Blog Don’t doubt yourself

Don't doubt yourself

A lesson that I have been learning for the past few weeks, is to not doubt myself. I'll give you an example. I wiped down the toilet and shortly after, Albert gets in my head that I didn't sanitize it well enough. I have been challenging myself to fight the urge to go back and wipe it down again. However, there have been times where I do go back into the bathroom and wipe it down again. 99% of the time, it has only raised my anxiety even more. Water will splash on me and I will say "I knew I should have just trusted myself and not doubt what my conscious is saying" A lot of the time, that little feeling you have in the back Of your head that tells you that something is OK and you don't need to worry about it, is usually right. so, don't doubt yourself. Stick to the facts and what you know.

Don't doubt others around you either. I sometimes have problems with this. If my anxiety is particularly bad, I will phone several people for reassurance of what I'm worried about. It is something that I have been trying to learn to control and start trusting one person and leaving it at that. A lot of the time, I phone my dad and he will assure me and help me talk out the problem and that works. However, in the past I have struggled with calling 3 or 4 people asking the same question. All along, I have that little feeling in my head that what my dad says is right and that I should trust the facts that he has provided me with. I should trust reason.

So, listen to that little feeling. It's called reason. Also, challenge yourself to trust those around you and that asking one person is enough.

My sister posted a quote for me:

"There is nothing in this world that can trouble you more than your Own thoughts."

This is very true. Don't let your Albert make you do things over and over. There's also the quote that "the definition of insanity is doing something over and over and expecting different results"

Don’t doubt yourself. Don't doubt your support network. Don’t burn out your friends and family by asking the same thing over and over. If you get the anxiety in your head that you should do something you’ve already done once, listen to what your head says about it. We have reason in our head for a purpose. Usually if you keep repeating something, it will just bring up new anxieties and problems in your head. Then you start obsessing about things, your mind goes wandering and you start worrying irrationally about things that aren’t even a problem in the first place. Trust yourself and trust your support network.

Blog Self Talk

Self Talk

Today, I wanted to write about the power of self-talk. Some of you might find it funny or weird to talk to yourself, but it actually works. I talked about this coping mechanism a bit in the “anxiety" section of this site, but I thought I would elaborate a bit more.

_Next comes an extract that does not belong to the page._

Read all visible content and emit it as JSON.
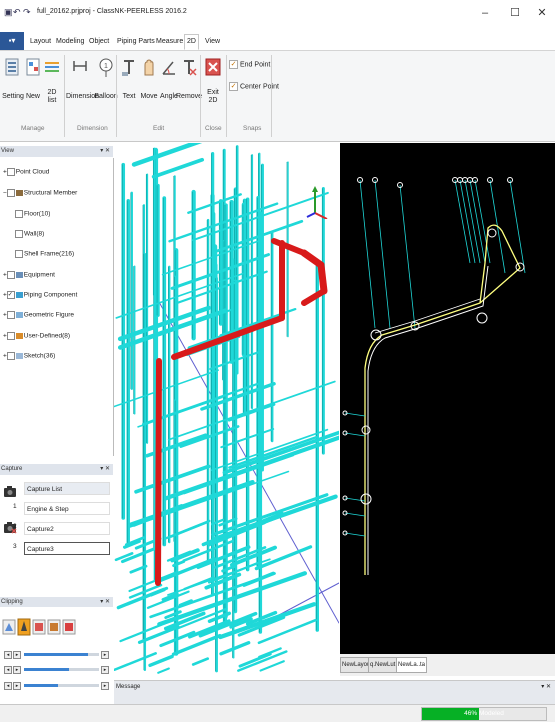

I find a lot of times when I’m struggling with an anxiety issue, before I call anyone for instant reassurance, I just say out loud what I am worried about. An example: “my phone fell on the floor and now I’m worried that there are germs on it” when this thought is racing in your head, it may seem like the end of the world and that you need to run for the sanitizer. However, if you say your worry out loud, a lot of times it will help you realize that you are thinking a rationally and it’s not a big issue at all.

When I first started experiencing signs of anxiety and OCD several years ago, I remember one time I was home alone and the fly landed on my head. Yeah, a fly. Right away my thoughts started racing, where had that fly beam before it landed on my head? Should I wash my hair? Before I acted on these questions, I phoned my dad. It was a pretty funny conversation. “Dad, a fly landed on my head”, “a fly?”, “Ya, am I going to get sick? Should I wash my hair?” Right when I asked that, my dad and I both laughed because I realized it was such a simple thing that was not an issue at all.

I find that talking my anxieties out loud really helps me conquer them. Doing it too many times though may cause you to obsess over it, but try it once. If I state my anxiety out loud and then also stated out loud the facts, then that will shut down the anxiety. It helps eliminate the racing thoughts of panic. Let’s try it with the “dropping the phone” example: “I am worried that there are germs on the floor and now they’re on the phone. I am going to touch the phone and the germs are going to make me sick.” Now, start rationalizing those thoughts out loud”.” Dirt does not equal and germs. You have an immune system for a reason. There is nothing harmful on the floor. Your phone is dry.” And eventually it will sink into your head that their concern is not an issue at all.

It’s all about reasoning with yourself. So, instead of running to someone, for them to conquer your anxious thoughts for you, challenge yourself! Self-talk works.